People are always asking Shirlie how she came to Slovenia, and if you speak Slovene, you can find the full story in her Slovene autobiography ‘Pojoce Srce’ (Singing Heart – pub. Mladinska Knjiga, Ljubljana). Her first visit was in 1992, just after the newly-formed Republic had been created, when a small group of Slovenes heard her singing at Gaunts House in Dorset and invited her and friend John Christian to their new country. She thought that any place with the word ‘Love’ in its name had to be special, and over the years, has developed her own personal ‘love affair’ with this beautiful little country, which has inspired a whole collection of songs from her.

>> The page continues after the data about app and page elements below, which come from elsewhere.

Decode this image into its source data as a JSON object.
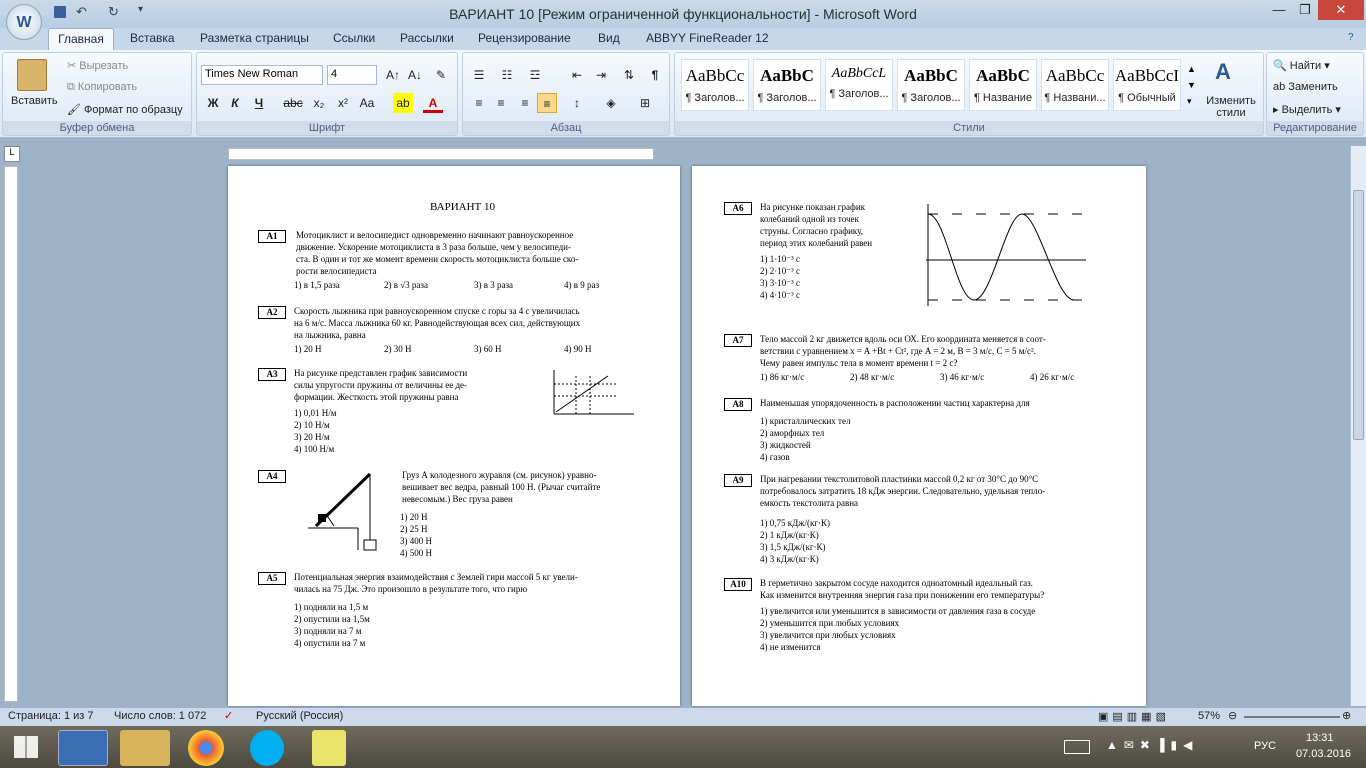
{
  "window": {
    "title": "ВАРИАНТ 10 [Режим ограниченной функциональности] - Microsoft Word"
  },
  "tabs": [
    "Главная",
    "Вставка",
    "Разметка страницы",
    "Ссылки",
    "Рассылки",
    "Рецензирование",
    "Вид",
    "ABBYY FineReader 12"
  ],
  "clipboard": {
    "paste": "Вставить",
    "cut": "Вырезать",
    "copy": "Копировать",
    "format_painter": "Формат по образцу",
    "label": "Буфер обмена"
  },
  "font": {
    "name": "Times New Roman",
    "size": "4",
    "label": "Шрифт"
  },
  "paragraph": {
    "label": "Абзац"
  },
  "styles": {
    "items": [
      {
        "preview": "AaBbCc",
        "name": "¶ Заголов..."
      },
      {
        "preview": "AaBbC",
        "name": "¶ Заголов..."
      },
      {
        "preview": "AaBbCcL",
        "name": "¶ Заголов..."
      },
      {
        "preview": "AaBbC",
        "name": "¶ Заголов..."
      },
      {
        "preview": "AaBbC",
        "name": "¶ Название"
      },
      {
        "preview": "AaBbCc",
        "name": "¶ Названи..."
      },
      {
        "preview": "AaBbCcI",
        "name": "¶ Обычный"
      }
    ],
    "change": "Изменить стили",
    "label": "Стили"
  },
  "editing": {
    "find": "Найти",
    "replace": "Заменить",
    "select": "Выделить",
    "label": "Редактирование"
  },
  "doc": {
    "title": "ВАРИАНТ 10",
    "left": [
      {
        "n": "A1",
        "lines": [
          "Мотоциклист и велосипедист одновременно начинают равноускоренное",
          "движение.  Ускорение мотоциклиста в 3 раза больше, чем у велосипеди-",
          "ста. В один и тот же момент времени скорость мотоциклиста больше ско-",
          "рости велосипедиста"
        ],
        "opts": [
          "1)  в 1,5 раза",
          "2)  в √3 раза",
          "3)  в 3 раза",
          "4)  в 9 раз"
        ]
      },
      {
        "n": "A2",
        "lines": [
          "Скорость лыжника при равноускоренном спуске с горы за 4 с увеличилась",
          "на 6 м/с. Масса лыжника 60 кг. Равнодействующая всех сил, действующих",
          "на лыжника, равна"
        ],
        "opts": [
          "1)  20 Н",
          "2)  30 Н",
          "3)  60 Н",
          "4)  90 Н"
        ]
      },
      {
        "n": "A3",
        "lines": [
          "На рисунке представлен график зависимости",
          "силы упругости пружины от величины ее де-",
          "формации. Жесткость этой пружины равна"
        ],
        "opts": [
          "1)  0,01 Н/м",
          "2)  10 Н/м",
          "3)  20 Н/м",
          "4)  100 Н/м"
        ]
      },
      {
        "n": "A4",
        "lines": [
          "Груз А колодезного журавля (см. рисунок)  уравно-",
          "вешивает вес ведра, равный 100 Н. (Рычаг считайте",
          "невесомым.) Вес груза равен"
        ],
        "opts": [
          "1)  20 Н",
          "2)  25 Н",
          "3)  400 Н",
          "4)  500 Н"
        ]
      },
      {
        "n": "A5",
        "lines": [
          "Потенциальная энергия взаимодействия с Землей гири массой 5 кг увели-",
          "чилась на 75 Дж. Это произошло в результате того, что гирю"
        ],
        "opts": [
          "1)  подняли на 1,5 м",
          "2)  опустили на 1,5м",
          "3)  подняли на 7 м",
          "4)  опустили на 7 м"
        ]
      }
    ],
    "right": [
      {
        "n": "A6",
        "lines": [
          "На  рисунке  показан  график",
          "колебаний  одной  из  точек",
          "струны.  Согласно  графику,",
          "период этих колебаний равен"
        ],
        "opts": [
          "1)  1·10⁻³ с",
          "2)  2·10⁻³ с",
          "3)  3·10⁻³ с",
          "4)  4·10⁻³ с"
        ]
      },
      {
        "n": "A7",
        "lines": [
          "Тело массой 2 кг движется вдоль оси ОХ. Его координата меняется в соот-",
          "ветствии с уравнением x = A +Bt + Ct², где A = 2 м, B = 3 м/с, C = 5 м/с².",
          "Чему равен импульс тела в момент времени t = 2 с?"
        ],
        "opts": [
          "1)  86 кг·м/с",
          "2)  48 кг·м/с",
          "3)  46 кг·м/с",
          "4)  26 кг·м/с"
        ]
      },
      {
        "n": "A8",
        "lines": [
          "Наименьшая упорядоченность в расположении частиц характерна для"
        ],
        "opts": [
          "1)  кристаллических тел",
          "2)  аморфных тел",
          "3)  жидкостей",
          "4)  газов"
        ]
      },
      {
        "n": "A9",
        "lines": [
          "При нагревании текстолитовой пластинки массой  0,2 кг  от  30°С до 90°С",
          "потребовалось затратить 18 кДж энергии. Следовательно, удельная тепло-",
          "емкость текстолита равна"
        ],
        "opts": [
          "1)  0,75 кДж/(кг·К)",
          "2)  1 кДж/(кг·К)",
          "3)  1,5 кДж/(кг·К)",
          "4)  3 кДж/(кг·К)"
        ]
      },
      {
        "n": "A10",
        "lines": [
          "В герметично закрытом сосуде находится одноатомный идеальный газ.",
          "Как изменится внутренняя энергия газа при понижении его температуры?"
        ],
        "opts": [
          "1)  увеличится или уменьшится в зависимости от давления газа в сосуде",
          "2)  уменьшится при любых условиях",
          "3)  увеличится при любых условиях",
          "4)  не изменится"
        ]
      }
    ]
  },
  "status": {
    "page": "Страница: 1 из 7",
    "words": "Число слов: 1 072",
    "lang": "Русский (Россия)",
    "zoom": "57%"
  },
  "taskbar": {
    "lang": "РУС",
    "time": "13:31",
    "date": "07.03.2016"
  }
}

The breathtaking beauty and unspoiled nature of Slovenia, together with the Slavic soul of the people who from Shirlie’s first visit took her, her voice and her music to their hearts, still continues to touch her in so many different ways. The concerts have now run into hundreds in an amazing variety of venues from huge concert halls to beautiful baroque churches, craggy castles, old monasteries and lake-side chateaux, ancient vineyard wine cellars, hospitals, homes for the mentally and physically disabled and the elderly, schools, forests, mountain-tops and sometimes even rustic barns. Shirlie learned to sing in Slovene and loves to mix the traditional Slovene folk songs together with the Irish, Welsh and Scots tunes from the British Isles, and she also enjoyed setting some of the poems by Slovenia’s literary gem Preseren to music (‘Kam’ and ‘Pod Oknom’ on the Simply Slovenia cd).
Slovenia has inspired a variety of projects in Shirlie over the years, from her ‘Vanishing Lake’ cd to the ‘Simply Slovenia’ book with Slovene photographer Bogdan Kladnik which has a cd of her Slovene songs, including the lively ‘Green Dragon’ Ljubljana tribute (brilliantly translated into Slovene as Zeleni Zmaj by Andrej Rozman Rosa). Her latest creative venture is a proposed concert of her songs about Slovenia, arranged for symphony orchestra by UK arranger Derek Barnes to create the Simply Slovenia Suite which will be performed with orchestra Cantabile in August 2015
It is now more than twenty years since Shirlie first visited Slovenia, but her friends and joyful experiences in this beautiful country continue to multiply – as does the singing. RTV Slovenija even filmed a documentary on her: “Singing Heart – Ambassador of Light/Pojoce Srce – Ambasadorka Luci” which you can watch online at http://tvslo.si/#ava2.59728538
From a concert in Sneznik Forest to assist Janez Kandare and friends in the fight to save the ancient beeches of Sneznik, to one at Bled alongside Slovene singing star Aleksander Mezek and colleagues to help save the Sava Dolinka river, to another to help raise money to rebuild the Alpine Village of Log pod Mangrtom after a mudslide, to closing the Unicef Show at the Cankarjev Dom with her children’s song ‘Kako Lepo’, you’ll always find her there with guitar and open heart, celebrating the joy and beauty of this wonderful country and people.
“When I am near you, it feels like the spring to me
When I am near you, the mountain tops sing to me
When I am near you, I am never alone…Slovenia…”
Shirlie is also a Trustee of the British Slovene Society in London (www.britishslovenesociety.org), and well-known in the Republic of Slovenia for the healing power of her voice, her uplifting concerts, the positive appeal of her music and lyrics, her sound workshops, and also her vision to work alongside and help preserve nature and the environment.
“I suddenly heard a deeply moving, beautiful song about Liza Cernuta on the radio. Shirlie Roden was singing it. Liza Cernuta was an old lady from Log beneath Mangrt Mountain who was seen on television the day before the fatal landslide, vehemently asserting that she would not leave. During the night, the landslide swept her and her house down the valley towards the Soca River. An unrecognisable landscape of mud, branches and stones remained. Shirlie Roden sang so movingly about this tragedy – which was simultaneously an act of heroism, tenacity and rebellion – so deeply, softly and empathetically”. (Boris Jez, Sobotna Priloga, Delo Newspaper, Slovenia).